completely. I then tried
  tick.label1.set_y(0.0)
which I would expect to leave the labels at the same place, but the
labels disappeared also.

I had a look at matplotlib.dates and found what looks like a
problem/limitation.
This is my understanding, which may be completely wrong.
The python 'time' module (and epochtime) limits years to 1970-2038.
The 'egenix' and python 'datetime' modules support a much larger range
of years ('datetime supports years from 1-9999).

matplotlib.dates converter classes supports 'epochtime', 'datetime' and
'egenix' date formats. However, internally it uses epochtime for all
dates and so limits all years to the range 1970-2038, even though
'datetime' and 'egeinx' themselves support much more that this.

I think there is a lot of data available before 1970 that people might
like to plot. Taking stock data as an example, Yahoo has data going back
to 1962 for some companies.

Regards
Steve

···

On Sat, 2004-05-08 at 20:47, John Hunter wrote:

ax = subplot(111)

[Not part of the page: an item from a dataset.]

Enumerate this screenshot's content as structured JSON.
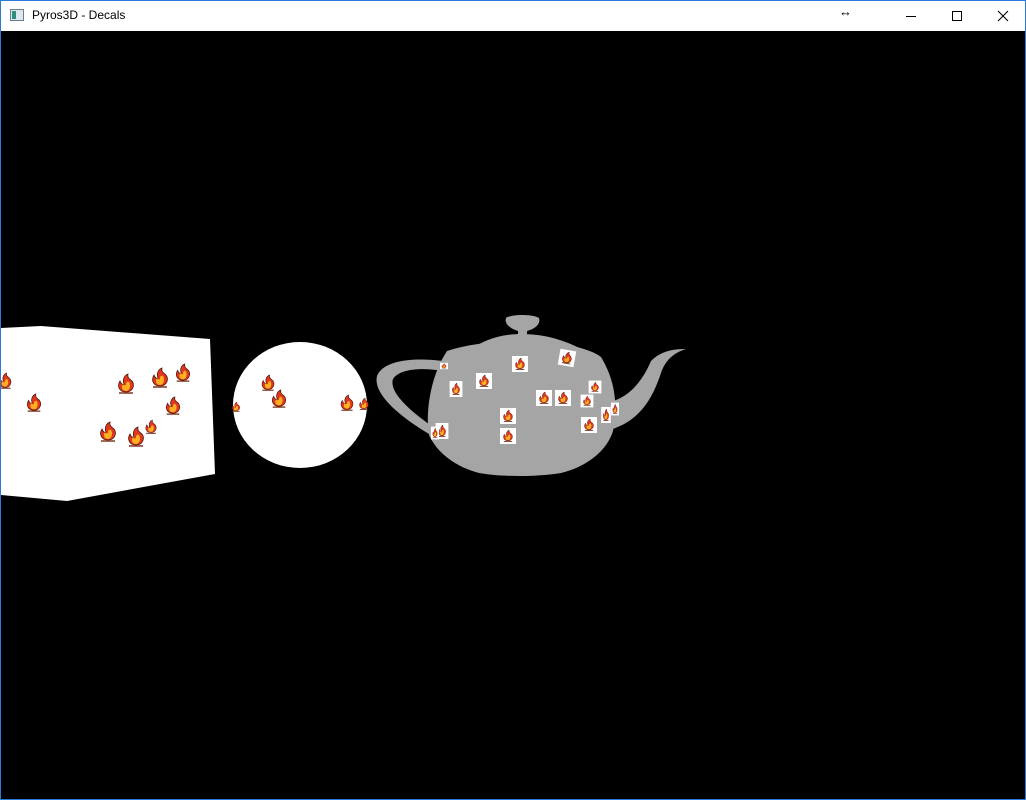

#your plot here
for tick in ax.xaxis.get_minor_ticks():
    tick.label1.set_y(-0.1)